TASK ITEM: What lines below contain the word "Events"? Please pull each one out.

Data records:
++++++

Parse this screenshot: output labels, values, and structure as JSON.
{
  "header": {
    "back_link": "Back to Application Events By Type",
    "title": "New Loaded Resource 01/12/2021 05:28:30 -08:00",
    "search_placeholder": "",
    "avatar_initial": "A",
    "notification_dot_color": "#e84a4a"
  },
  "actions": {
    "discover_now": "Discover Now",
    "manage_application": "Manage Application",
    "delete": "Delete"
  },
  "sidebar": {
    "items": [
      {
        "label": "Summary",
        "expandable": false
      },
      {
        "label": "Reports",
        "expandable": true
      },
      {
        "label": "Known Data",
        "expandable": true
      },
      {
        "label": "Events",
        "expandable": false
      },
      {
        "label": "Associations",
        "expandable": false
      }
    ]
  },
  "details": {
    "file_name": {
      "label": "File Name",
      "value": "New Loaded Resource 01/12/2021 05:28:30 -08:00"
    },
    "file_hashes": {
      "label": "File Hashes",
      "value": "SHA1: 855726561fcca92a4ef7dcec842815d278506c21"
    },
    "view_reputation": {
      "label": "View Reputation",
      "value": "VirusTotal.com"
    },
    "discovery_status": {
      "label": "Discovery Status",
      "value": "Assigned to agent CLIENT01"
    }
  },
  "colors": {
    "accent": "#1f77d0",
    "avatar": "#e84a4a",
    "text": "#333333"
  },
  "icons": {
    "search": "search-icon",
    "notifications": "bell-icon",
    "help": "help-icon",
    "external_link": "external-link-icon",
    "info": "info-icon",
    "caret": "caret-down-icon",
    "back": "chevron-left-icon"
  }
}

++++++

SOLUTION FOR THIS EXERCISE:
    "back_link": "Back to Application Events By Type",
        "label": "Events",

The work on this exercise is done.